2005 Aldo Conterno Barolo Granbussia.  While the 2005 vintage takes a small back seat to the  highly ’04 vintage, the wines are marvelous.  I had this particular wine twice in the past year and It has be superb on both occasions. In fact it is one of the best wines of the 2005 vintage I have tasted.  It displayed great balance, complexity, finesse and focus and finished with considerable length and elegance.  The wine is drinking beautifully now and should provide great drinking for the next decade.

Photo Courtesy of Eric Guido
2010 Sergio Barale Barolo.  Even thought the Barale family has been making traditionally styled Barolo for almost 150 years, this was my first experience with the wine.  One would expect that a traditionally made Barolo from the epic 2010 vintage would be tremendous, and this certainly did not disappoint anyone at our table.  It drank beautifully with great balance and complexity.  At $47 a bottle, Chambers Street Wines, this is worth adding to your cellar.

1971 Francesco Rinaldi Barolo.  From the epic 1971vintage, this was sensational.  The wine lingered on the palate in glorious harmony before finishing with a captivating length.  Thanks Eric for sharing a bit with me.

1990 Giuseppe Rinaldi Barolo.  What do you get when you taste a Barolo made by a great winemaker from a fantastic vintage, simply an incredible experience.  The wine soared from the glass with brilliance, focus and finesse.  Thank you Tony and Marta for sharing some with me. Wish I had some in my cellar.

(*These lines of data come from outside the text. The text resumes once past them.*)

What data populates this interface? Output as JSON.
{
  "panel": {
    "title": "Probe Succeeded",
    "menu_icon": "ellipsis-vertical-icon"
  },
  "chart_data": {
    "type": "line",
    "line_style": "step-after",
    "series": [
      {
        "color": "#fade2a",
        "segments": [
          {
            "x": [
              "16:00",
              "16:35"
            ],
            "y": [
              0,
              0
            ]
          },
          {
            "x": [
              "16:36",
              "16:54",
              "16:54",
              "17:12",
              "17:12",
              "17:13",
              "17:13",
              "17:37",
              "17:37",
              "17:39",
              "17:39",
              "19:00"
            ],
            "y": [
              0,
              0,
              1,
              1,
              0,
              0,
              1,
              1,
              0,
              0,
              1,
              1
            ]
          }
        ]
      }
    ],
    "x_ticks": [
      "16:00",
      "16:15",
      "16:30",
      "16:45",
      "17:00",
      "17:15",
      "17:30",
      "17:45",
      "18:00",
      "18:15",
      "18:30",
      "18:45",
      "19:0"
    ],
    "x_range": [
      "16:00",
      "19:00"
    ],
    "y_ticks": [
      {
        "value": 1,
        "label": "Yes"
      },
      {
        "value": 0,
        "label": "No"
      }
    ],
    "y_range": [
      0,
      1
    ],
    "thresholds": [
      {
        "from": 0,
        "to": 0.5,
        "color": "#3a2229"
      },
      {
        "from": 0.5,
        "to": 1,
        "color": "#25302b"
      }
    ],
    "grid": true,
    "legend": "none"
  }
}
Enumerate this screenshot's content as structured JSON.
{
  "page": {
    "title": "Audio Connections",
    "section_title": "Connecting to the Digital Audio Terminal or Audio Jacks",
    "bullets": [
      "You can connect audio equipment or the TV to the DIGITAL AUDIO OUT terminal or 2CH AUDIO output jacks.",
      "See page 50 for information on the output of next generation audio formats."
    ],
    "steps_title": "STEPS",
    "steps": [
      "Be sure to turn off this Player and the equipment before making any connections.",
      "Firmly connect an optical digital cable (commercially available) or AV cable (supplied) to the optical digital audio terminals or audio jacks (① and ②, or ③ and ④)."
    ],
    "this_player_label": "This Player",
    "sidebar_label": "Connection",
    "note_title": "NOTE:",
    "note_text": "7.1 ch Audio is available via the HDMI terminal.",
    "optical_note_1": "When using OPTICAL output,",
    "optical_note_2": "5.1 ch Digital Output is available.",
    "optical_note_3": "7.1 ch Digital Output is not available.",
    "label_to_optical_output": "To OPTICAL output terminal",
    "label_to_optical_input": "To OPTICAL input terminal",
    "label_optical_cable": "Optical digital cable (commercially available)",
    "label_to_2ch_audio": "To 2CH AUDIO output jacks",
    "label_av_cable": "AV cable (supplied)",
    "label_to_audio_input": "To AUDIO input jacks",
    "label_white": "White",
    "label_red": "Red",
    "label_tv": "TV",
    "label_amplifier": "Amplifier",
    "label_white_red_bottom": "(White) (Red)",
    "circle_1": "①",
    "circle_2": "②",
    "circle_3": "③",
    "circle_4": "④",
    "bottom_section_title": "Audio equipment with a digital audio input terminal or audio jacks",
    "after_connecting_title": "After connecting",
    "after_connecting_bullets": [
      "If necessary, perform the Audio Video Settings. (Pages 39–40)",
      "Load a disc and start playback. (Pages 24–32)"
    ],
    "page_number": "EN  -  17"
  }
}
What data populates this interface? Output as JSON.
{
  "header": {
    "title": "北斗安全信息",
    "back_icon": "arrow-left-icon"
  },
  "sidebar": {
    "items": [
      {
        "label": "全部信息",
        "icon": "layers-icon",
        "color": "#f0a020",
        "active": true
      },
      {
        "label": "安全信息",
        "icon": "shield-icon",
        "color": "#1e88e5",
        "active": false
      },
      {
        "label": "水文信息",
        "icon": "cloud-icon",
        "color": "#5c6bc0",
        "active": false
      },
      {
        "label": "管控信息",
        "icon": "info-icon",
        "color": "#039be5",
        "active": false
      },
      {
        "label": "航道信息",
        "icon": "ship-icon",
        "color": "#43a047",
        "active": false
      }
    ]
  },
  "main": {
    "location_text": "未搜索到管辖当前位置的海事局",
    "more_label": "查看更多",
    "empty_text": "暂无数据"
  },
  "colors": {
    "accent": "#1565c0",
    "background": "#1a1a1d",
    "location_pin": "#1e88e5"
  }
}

1966 Cappellano Barolo 2.1 liters, Troglio bottling. The wine was brought by Vinous member Ken Vastola.  As you can see the bottle has a very weird shape.  According to Ken, Giovanni Troglia was a wine merchant in Turin who bottled a wide range of Northern Italian wines under his own label. Check out Ken’s blog, The Fine Wine Geek, for information on this bottling.  The wine itself was simply magnificent.  The fruit was still very much intact on a beautifully round and soft palate.  A memorable drinking experience.  My wine of the night.

Photo Courtesy of Ken Vastola

It was a great evening.  I look forward to next year's event.